PAM is an authentication mechanism that originated on Solaris, but is used on various systems, including Linux. The Linux PAM implementation allows a system administrator to choose how users authenticate to various services. New modules can be added by an administrator at any time, offering overall flexibility in how authentication happens.
Traditionally, Linux and other Unix-like systems simply authenticated users against an entry in the file /etc/passwd. Everyone had read-only access to the password file, and the encrypted passwords were available to anyone with access to the system. This simple design made password files vulnerable to dictionary attacks, an attack where the attacker would encrypt common words and compare his encrypted words with what was in the password file. If a match was found, the attacker then would know the password. As a countermeasure, Linux and other Unix-like systems changed from the standard password file to a shadow password file, where passwords were moved out of the traditional /etc/passwd file into a different file (typically /etc/shadow). Since the /etc/passwd file needs to be readable by any user on the system, moving sensitive password hashes out of the world-readable file limited the availability of the hashes to the root user only.
Many experts believe that having a single authentication mechanism for each service on the system (terminal logins, local logins, network logins, etc.) is too inflexible. Typically, each service needed its own authentication code or had to use the single mechanism available. PAM is the answer to inflexible single authentication mechanisms. PAM allows different modules to be added for authenticating new services and for adding new authentication mechanisms for old services. PAM can also be used to enable shadow file authentication for applications that don t natively support it. PAM module information can be found in the following places on the Internet:
The Linux PAM resource page at kernel.org: http://www.kernel.org/pub/linux/libs/pam/modules.html
The OpenWall PAM page, which is where pam_passwdqc and pam_mktemp live: http://www.openwall.com/pam/
Freshmeat s PAM section: http:// freshmeat .net/search/?q=pam§ion=projects&x=0&y=0
Remember that PAM contains the keys to your system, so you should only run PAM modules that are from known sources and that you trust. Anything else may allow an attacker to access your system.

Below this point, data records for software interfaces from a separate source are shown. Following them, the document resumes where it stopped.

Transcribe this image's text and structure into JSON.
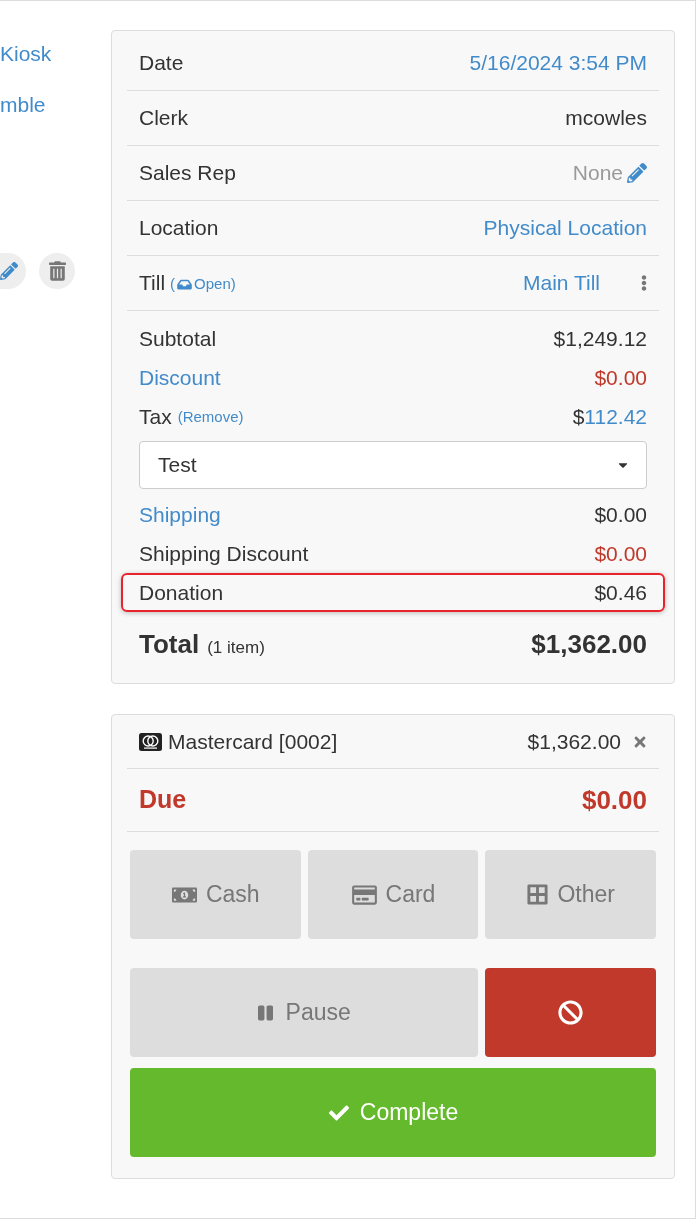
{
  "sidebar": {
    "links": [
      {
        "label": "Kiosk"
      },
      {
        "label": "mble"
      }
    ],
    "actions": [
      {
        "kind": "edit"
      },
      {
        "kind": "delete"
      }
    ]
  },
  "details": [
    {
      "label": "Date",
      "value": "5/16/2024 3:54 PM",
      "kind": "link"
    },
    {
      "label": "Clerk",
      "value": "mcowles",
      "kind": "text"
    },
    {
      "label": "Sales Rep",
      "value": "None",
      "kind": "empty_editable"
    },
    {
      "label": "Location",
      "value": "Physical Location",
      "kind": "link"
    },
    {
      "label": "Till",
      "status": {
        "open": "(",
        "text": "Open",
        "close": ")"
      },
      "value": "Main Till",
      "kind": "till"
    }
  ],
  "summary": {
    "lines": [
      {
        "kind": "line",
        "label": "Subtotal",
        "link": false,
        "deduction": false,
        "highlighted": false,
        "value": "$1,249.12"
      },
      {
        "kind": "line",
        "label": "Discount",
        "link": true,
        "deduction": true,
        "highlighted": false,
        "value": "$0.00"
      },
      {
        "kind": "tax",
        "label": "Tax",
        "action": "(Remove)",
        "currency": "$",
        "value": "112.42"
      },
      {
        "kind": "select",
        "value": "Test"
      },
      {
        "kind": "line",
        "label": "Shipping",
        "link": true,
        "deduction": false,
        "highlighted": false,
        "value": "$0.00"
      },
      {
        "kind": "line",
        "label": "Shipping Discount",
        "link": false,
        "deduction": true,
        "highlighted": false,
        "value": "$0.00"
      },
      {
        "kind": "line",
        "label": "Donation",
        "link": false,
        "deduction": false,
        "highlighted": true,
        "value": "$0.46"
      }
    ],
    "total": {
      "label": "Total",
      "count": "(1 item)",
      "value": "$1,362.00"
    }
  },
  "payments": [
    {
      "method": "Mastercard [0002]",
      "amount": "$1,362.00"
    }
  ],
  "due": {
    "label": "Due",
    "value": "$0.00"
  },
  "tender_buttons": [
    {
      "kind": "cash",
      "label": "Cash"
    },
    {
      "kind": "card",
      "label": "Card"
    },
    {
      "kind": "other",
      "label": "Other"
    }
  ],
  "actions": [
    {
      "kind": "pause",
      "label": "Pause"
    },
    {
      "kind": "void"
    },
    {
      "kind": "complete",
      "label": "Complete"
    }
  ]
}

There are interesting modules for voice authentication, smart cards, tokens, and a host of other types. Make sure you either have a known good way to get in by experimenting on one service rather than a core function, or that you can boot to single user mode and recover the system if you decide to experiment.
PAM allows you to enable strong per-service authentication features, shadow passwords, stronger hashing functions, and change mechanisms due to changing system requirements. The flexibility comes with a small cost of increased complexity, outweighed by the benefits.
You can use a PAM module to enforce strict password requirements. Many administrators don t want their users passwords to be easy to guess, so they might require a strong password module to authenticate password changes.
Strong passwords are often difficult for users to remember. Their use should be weighed with the fact a user might write his password down and therefore accidentally make it available to a local attacker, balanced against remotely accessible services that may be open to common wordlist type dictionary attacks.
With PAM, you can require a user s password to contain a certain number of non-alphabetic and non-numeric characters , and adhere to a specific length requirement. On a standard ASCII keyboard, there are 26 letters , 10 digits, 32 symbols, and the space character. While a two-character password is hardly strong enough for most purposes, if it were two alphabetic characters, an attacker would only have to go through 32 different combinations before exhausting the possibilities. If the password is any keyboard character, then the attacker has to go through 138 potential combinations. With longer passwords the difference is even more pronounced.
By requiring a password to not include dictionary words, an administrator can further reduce the amount of success an attacker can have either on a blind attack against a user s account or even on cracking the password hash with a large dictionary program.
BSD-style Unix systems use a special form of group access to decide which users can use the su command to gain root access. Users who are authorized to gain root access are added to a specific system group, and only those users can change to root to perform administrative functions. This group is typically named wheel, and Linux administrators can add a PAM module to enable wheel group access to their machines.
Limiting access to only people who need to be able to perform functions that require root permissions makes it more difficult for an attacker to gain escalated privilege through a non-privileged account, such as that of a web server s process or a user who uses the same password on another compromised system.
Some administrators like to enable a central authentication server, so that users can authenticate with one password to multiple systems, and that password only has to be maintained in a single place. The most common of these is the Windows domain account through a domain controller or Active Directory. Another popular choice is a RADIUS server. RADIUS is supported by many dial-up systems used by ISPs, and it is also supported by RSA s SecureID ACE server protocol. An ACE server is a server that supports two-factor authentication using a hardware token that s time synchronized to the server and a PIN that the user knows . Large corporations often use ACE/SecureID to authenticate to important systems where security is an issue. By changing which PAM module is used to authenticate, an administrator may use one of these centralized services without any application changes.